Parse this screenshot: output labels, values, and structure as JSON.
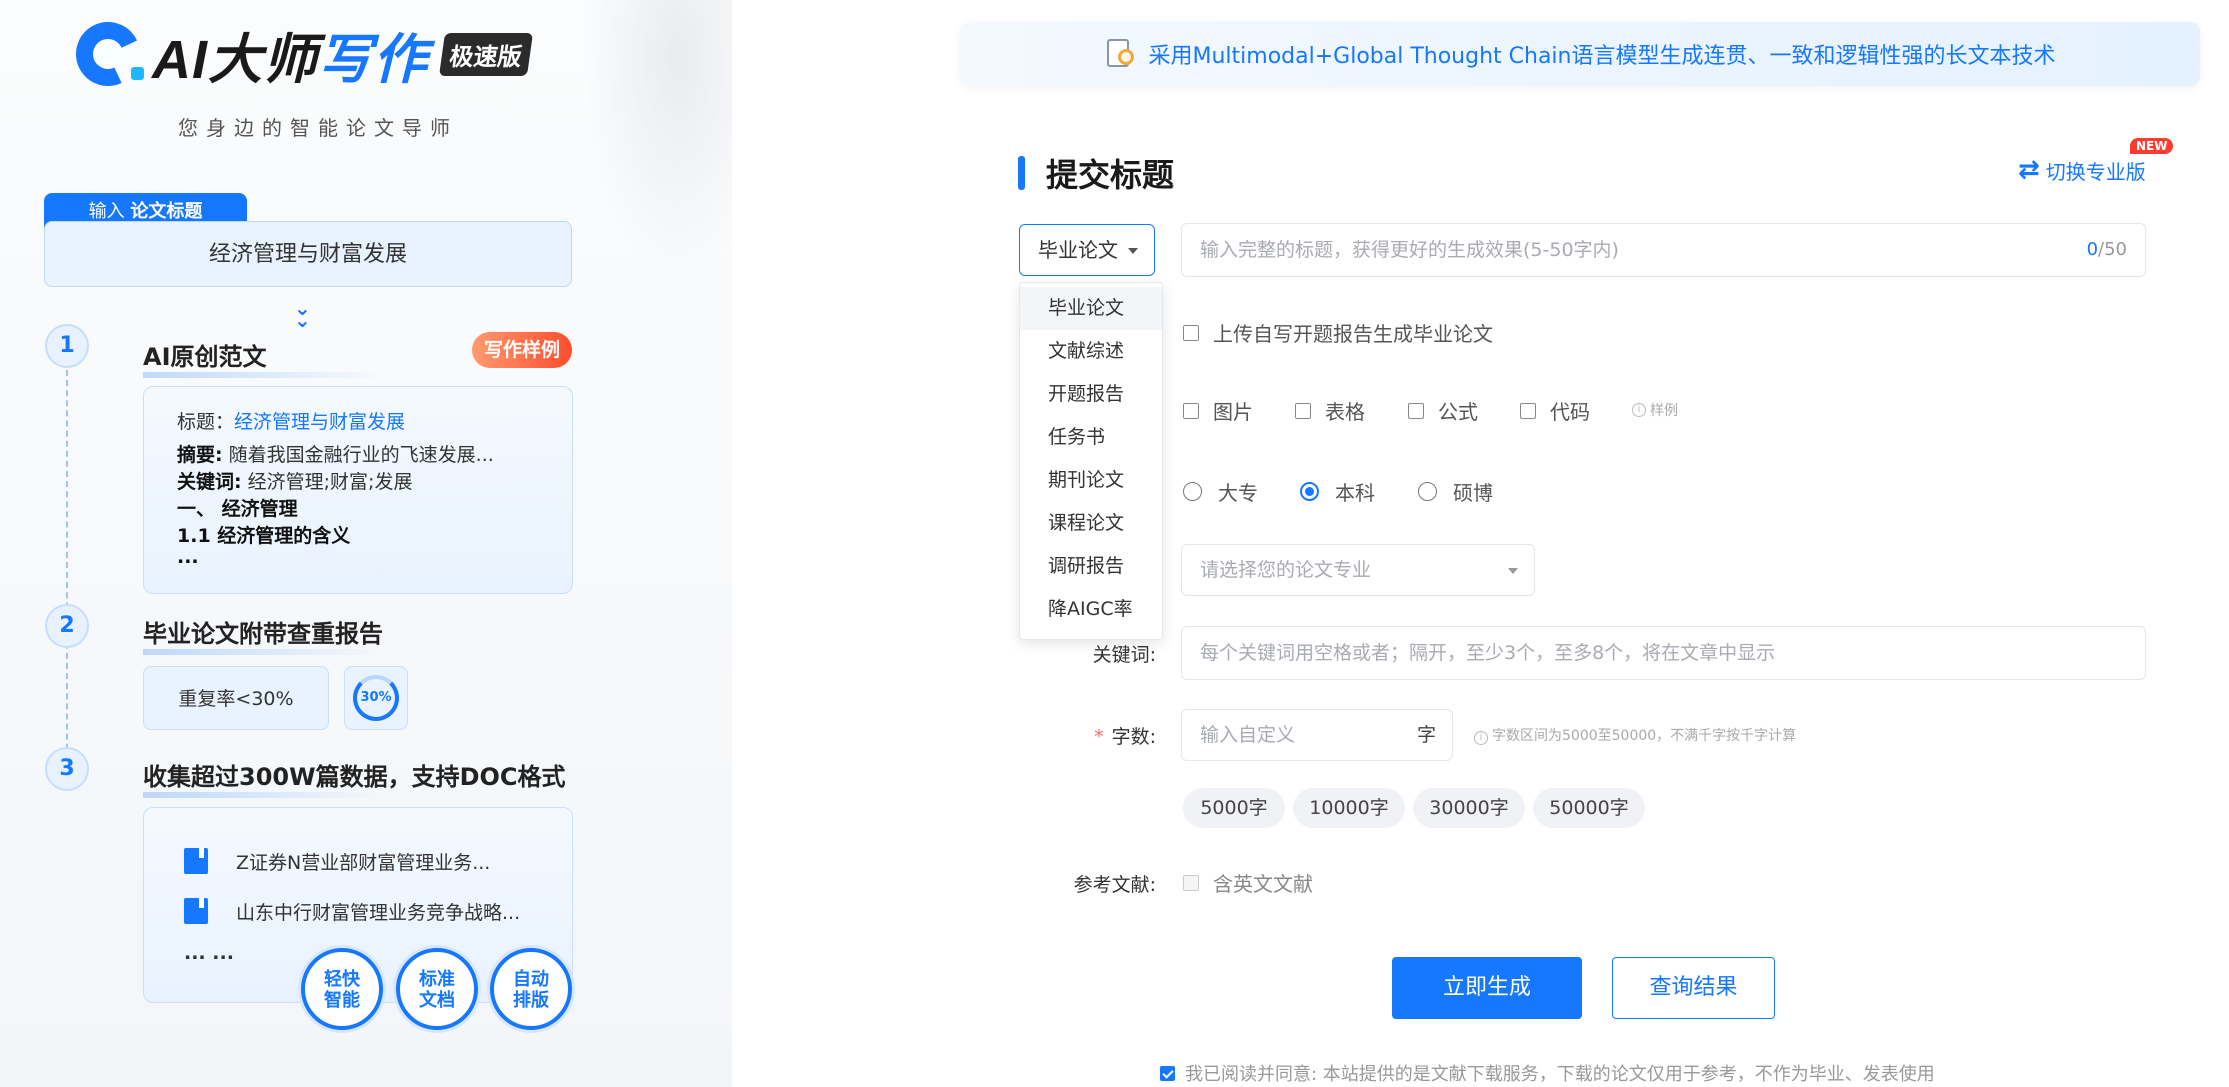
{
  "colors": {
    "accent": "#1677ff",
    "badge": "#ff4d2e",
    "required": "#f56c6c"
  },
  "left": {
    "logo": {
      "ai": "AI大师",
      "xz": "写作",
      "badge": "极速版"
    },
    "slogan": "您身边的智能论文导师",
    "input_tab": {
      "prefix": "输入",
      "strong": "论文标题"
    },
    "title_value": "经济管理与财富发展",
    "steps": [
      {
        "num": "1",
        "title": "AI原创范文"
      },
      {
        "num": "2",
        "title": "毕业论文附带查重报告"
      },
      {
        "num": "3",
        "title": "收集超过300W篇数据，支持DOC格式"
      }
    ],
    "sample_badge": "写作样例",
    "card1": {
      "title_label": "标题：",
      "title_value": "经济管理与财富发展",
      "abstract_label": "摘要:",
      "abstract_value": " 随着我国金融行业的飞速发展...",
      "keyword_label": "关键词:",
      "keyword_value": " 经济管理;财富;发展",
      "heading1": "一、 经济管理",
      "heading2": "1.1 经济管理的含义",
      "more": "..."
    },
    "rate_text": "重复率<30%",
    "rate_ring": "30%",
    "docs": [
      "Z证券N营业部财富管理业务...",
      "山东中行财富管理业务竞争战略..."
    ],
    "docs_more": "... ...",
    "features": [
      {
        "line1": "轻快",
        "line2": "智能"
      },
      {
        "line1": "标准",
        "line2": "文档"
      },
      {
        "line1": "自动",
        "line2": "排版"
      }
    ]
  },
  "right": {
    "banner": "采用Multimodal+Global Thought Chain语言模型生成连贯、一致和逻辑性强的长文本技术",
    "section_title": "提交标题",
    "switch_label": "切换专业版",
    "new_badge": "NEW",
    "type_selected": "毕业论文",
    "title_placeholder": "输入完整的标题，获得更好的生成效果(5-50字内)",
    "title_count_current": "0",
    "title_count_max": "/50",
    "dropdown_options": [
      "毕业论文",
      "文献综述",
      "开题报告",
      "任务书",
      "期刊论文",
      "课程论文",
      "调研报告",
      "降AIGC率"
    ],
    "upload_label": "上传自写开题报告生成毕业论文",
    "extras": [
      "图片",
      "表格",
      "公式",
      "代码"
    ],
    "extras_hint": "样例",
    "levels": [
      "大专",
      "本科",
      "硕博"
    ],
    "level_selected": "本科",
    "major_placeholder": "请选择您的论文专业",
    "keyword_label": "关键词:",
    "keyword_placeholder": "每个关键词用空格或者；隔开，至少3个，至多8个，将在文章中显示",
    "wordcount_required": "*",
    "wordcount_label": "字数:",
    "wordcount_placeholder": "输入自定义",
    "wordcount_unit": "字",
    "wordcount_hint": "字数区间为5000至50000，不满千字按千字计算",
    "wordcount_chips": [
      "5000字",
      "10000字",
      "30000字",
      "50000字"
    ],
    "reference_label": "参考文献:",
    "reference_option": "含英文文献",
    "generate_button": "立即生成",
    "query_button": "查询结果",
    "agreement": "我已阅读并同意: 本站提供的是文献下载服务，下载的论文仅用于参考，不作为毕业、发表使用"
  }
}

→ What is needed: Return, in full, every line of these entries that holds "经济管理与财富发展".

→ Answer for the task:
    "title_value": "经济管理与财富发展",
      "title_value": "经济管理与财富发展",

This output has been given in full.